> **THE INPUT**
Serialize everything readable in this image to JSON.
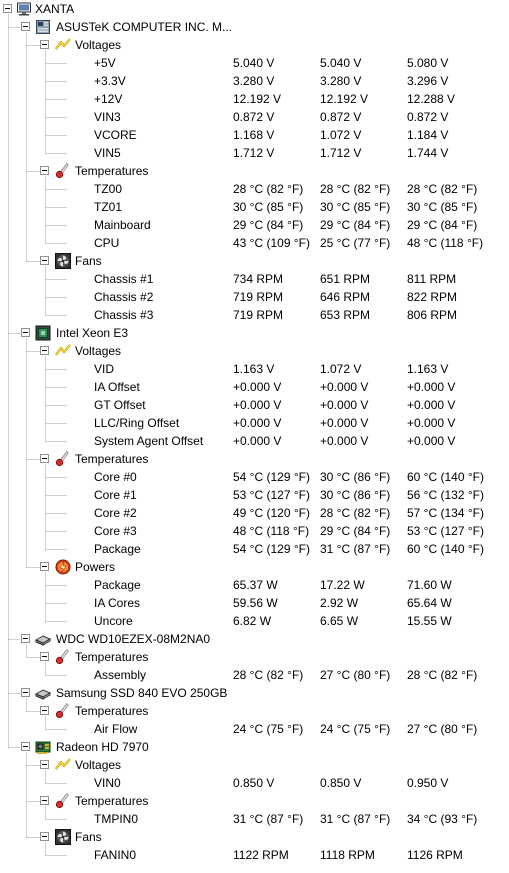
{
  "tree": [
    {
      "kind": "root",
      "icon": "computer",
      "label": "XANTA",
      "children": [
        {
          "kind": "device",
          "icon": "motherboard",
          "label": "ASUSTeK COMPUTER INC. M...",
          "children": [
            {
              "kind": "group",
              "icon": "voltage",
              "label": "Voltages",
              "rows": [
                {
                  "label": "+5V",
                  "values": [
                    "5.040 V",
                    "5.040 V",
                    "5.080 V"
                  ]
                },
                {
                  "label": "+3.3V",
                  "values": [
                    "3.280 V",
                    "3.280 V",
                    "3.296 V"
                  ]
                },
                {
                  "label": "+12V",
                  "values": [
                    "12.192 V",
                    "12.192 V",
                    "12.288 V"
                  ]
                },
                {
                  "label": "VIN3",
                  "values": [
                    "0.872 V",
                    "0.872 V",
                    "0.872 V"
                  ]
                },
                {
                  "label": "VCORE",
                  "values": [
                    "1.168 V",
                    "1.072 V",
                    "1.184 V"
                  ]
                },
                {
                  "label": "VIN5",
                  "values": [
                    "1.712 V",
                    "1.712 V",
                    "1.744 V"
                  ]
                }
              ]
            },
            {
              "kind": "group",
              "icon": "thermometer",
              "label": "Temperatures",
              "rows": [
                {
                  "label": "TZ00",
                  "values": [
                    "28 °C  (82 °F)",
                    "28 °C  (82 °F)",
                    "28 °C  (82 °F)"
                  ]
                },
                {
                  "label": "TZ01",
                  "values": [
                    "30 °C  (85 °F)",
                    "30 °C  (85 °F)",
                    "30 °C  (85 °F)"
                  ]
                },
                {
                  "label": "Mainboard",
                  "values": [
                    "29 °C  (84 °F)",
                    "29 °C  (84 °F)",
                    "29 °C  (84 °F)"
                  ]
                },
                {
                  "label": "CPU",
                  "values": [
                    "43 °C  (109 °F)",
                    "25 °C  (77 °F)",
                    "48 °C  (118 °F)"
                  ]
                }
              ]
            },
            {
              "kind": "group",
              "icon": "fan",
              "label": "Fans",
              "rows": [
                {
                  "label": "Chassis #1",
                  "values": [
                    "734 RPM",
                    "651 RPM",
                    "811 RPM"
                  ]
                },
                {
                  "label": "Chassis #2",
                  "values": [
                    "719 RPM",
                    "646 RPM",
                    "822 RPM"
                  ]
                },
                {
                  "label": "Chassis #3",
                  "values": [
                    "719 RPM",
                    "653 RPM",
                    "806 RPM"
                  ]
                }
              ]
            }
          ]
        },
        {
          "kind": "device",
          "icon": "cpu",
          "label": "Intel Xeon E3",
          "children": [
            {
              "kind": "group",
              "icon": "voltage",
              "label": "Voltages",
              "rows": [
                {
                  "label": "VID",
                  "values": [
                    "1.163 V",
                    "1.072 V",
                    "1.163 V"
                  ]
                },
                {
                  "label": "IA Offset",
                  "values": [
                    "+0.000 V",
                    "+0.000 V",
                    "+0.000 V"
                  ]
                },
                {
                  "label": "GT Offset",
                  "values": [
                    "+0.000 V",
                    "+0.000 V",
                    "+0.000 V"
                  ]
                },
                {
                  "label": "LLC/Ring Offset",
                  "values": [
                    "+0.000 V",
                    "+0.000 V",
                    "+0.000 V"
                  ]
                },
                {
                  "label": "System Agent Offset",
                  "values": [
                    "+0.000 V",
                    "+0.000 V",
                    "+0.000 V"
                  ]
                }
              ]
            },
            {
              "kind": "group",
              "icon": "thermometer",
              "label": "Temperatures",
              "rows": [
                {
                  "label": "Core #0",
                  "values": [
                    "54 °C  (129 °F)",
                    "30 °C  (86 °F)",
                    "60 °C  (140 °F)"
                  ]
                },
                {
                  "label": "Core #1",
                  "values": [
                    "53 °C  (127 °F)",
                    "30 °C  (86 °F)",
                    "56 °C  (132 °F)"
                  ]
                },
                {
                  "label": "Core #2",
                  "values": [
                    "49 °C  (120 °F)",
                    "28 °C  (82 °F)",
                    "57 °C  (134 °F)"
                  ]
                },
                {
                  "label": "Core #3",
                  "values": [
                    "48 °C  (118 °F)",
                    "29 °C  (84 °F)",
                    "53 °C  (127 °F)"
                  ]
                },
                {
                  "label": "Package",
                  "values": [
                    "54 °C  (129 °F)",
                    "31 °C  (87 °F)",
                    "60 °C  (140 °F)"
                  ]
                }
              ]
            },
            {
              "kind": "group",
              "icon": "power",
              "label": "Powers",
              "rows": [
                {
                  "label": "Package",
                  "values": [
                    "65.37 W",
                    "17.22 W",
                    "71.60 W"
                  ]
                },
                {
                  "label": "IA Cores",
                  "values": [
                    "59.56 W",
                    "2.92 W",
                    "65.64 W"
                  ]
                },
                {
                  "label": "Uncore",
                  "values": [
                    "6.82 W",
                    "6.65 W",
                    "15.55 W"
                  ]
                }
              ]
            }
          ]
        },
        {
          "kind": "device",
          "icon": "hdd",
          "label": "WDC WD10EZEX-08M2NA0",
          "children": [
            {
              "kind": "group",
              "icon": "thermometer",
              "label": "Temperatures",
              "rows": [
                {
                  "label": "Assembly",
                  "values": [
                    "28 °C  (82 °F)",
                    "27 °C  (80 °F)",
                    "28 °C  (82 °F)"
                  ]
                }
              ]
            }
          ]
        },
        {
          "kind": "device",
          "icon": "hdd",
          "label": "Samsung SSD 840 EVO 250GB",
          "children": [
            {
              "kind": "group",
              "icon": "thermometer",
              "label": "Temperatures",
              "rows": [
                {
                  "label": "Air Flow",
                  "values": [
                    "24 °C  (75 °F)",
                    "24 °C  (75 °F)",
                    "27 °C  (80 °F)"
                  ]
                }
              ]
            }
          ]
        },
        {
          "kind": "device",
          "icon": "gpu",
          "label": "Radeon HD 7970",
          "children": [
            {
              "kind": "group",
              "icon": "voltage",
              "label": "Voltages",
              "rows": [
                {
                  "label": "VIN0",
                  "values": [
                    "0.850 V",
                    "0.850 V",
                    "0.950 V"
                  ]
                }
              ]
            },
            {
              "kind": "group",
              "icon": "thermometer",
              "label": "Temperatures",
              "rows": [
                {
                  "label": "TMPIN0",
                  "values": [
                    "31 °C  (87 °F)",
                    "31 °C  (87 °F)",
                    "34 °C  (93 °F)"
                  ]
                }
              ]
            },
            {
              "kind": "group",
              "icon": "fan",
              "label": "Fans",
              "rows": [
                {
                  "label": "FANIN0",
                  "values": [
                    "1122 RPM",
                    "1118 RPM",
                    "1126 RPM"
                  ]
                }
              ]
            }
          ]
        }
      ]
    }
  ]
}
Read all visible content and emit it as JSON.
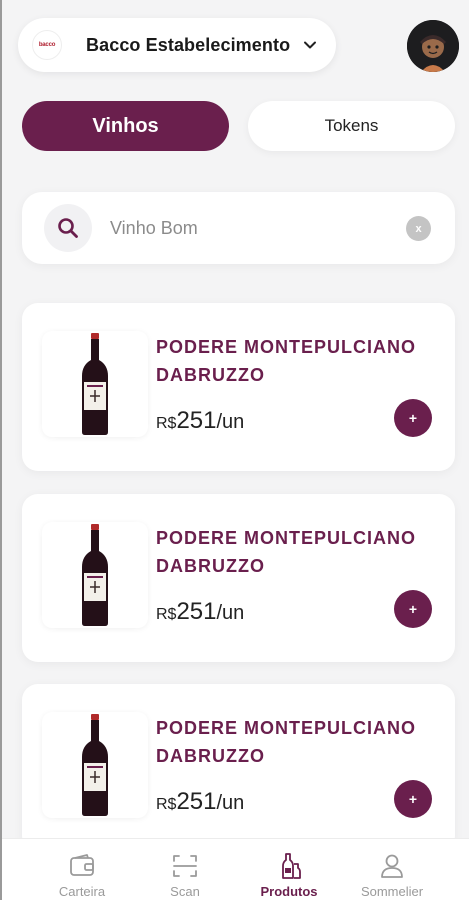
{
  "header": {
    "establishment_logo_text": "bacco",
    "establishment_name": "Bacco Estabelecimento"
  },
  "tabs": [
    {
      "label": "Vinhos",
      "active": true
    },
    {
      "label": "Tokens",
      "active": false
    }
  ],
  "search": {
    "value": "",
    "placeholder": "Vinho Bom",
    "clear_label": "x"
  },
  "products": [
    {
      "name": "PODERE MONTEPULCIANO DABRUZZO",
      "currency": "R$",
      "price": "251",
      "unit": "/un",
      "add_label": "+"
    },
    {
      "name": "PODERE MONTEPULCIANO DABRUZZO",
      "currency": "R$",
      "price": "251",
      "unit": "/un",
      "add_label": "+"
    },
    {
      "name": "PODERE MONTEPULCIANO DABRUZZO",
      "currency": "R$",
      "price": "251",
      "unit": "/un",
      "add_label": "+"
    }
  ],
  "bottom_nav": [
    {
      "label": "Carteira",
      "icon": "wallet-icon",
      "active": false
    },
    {
      "label": "Scan",
      "icon": "scan-icon",
      "active": false
    },
    {
      "label": "Produtos",
      "icon": "bottles-icon",
      "active": true
    },
    {
      "label": "Sommelier",
      "icon": "user-icon",
      "active": false
    }
  ],
  "colors": {
    "accent": "#6a1f4d",
    "background": "#f4f4f5",
    "inactive": "#9a9a9a"
  }
}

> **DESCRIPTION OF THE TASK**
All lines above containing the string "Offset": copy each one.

> **YOUR RESPONSE**
                  "label": "IA Offset",
                  "label": "GT Offset",
                  "label": "LLC/Ring Offset",
                  "label": "System Agent Offset",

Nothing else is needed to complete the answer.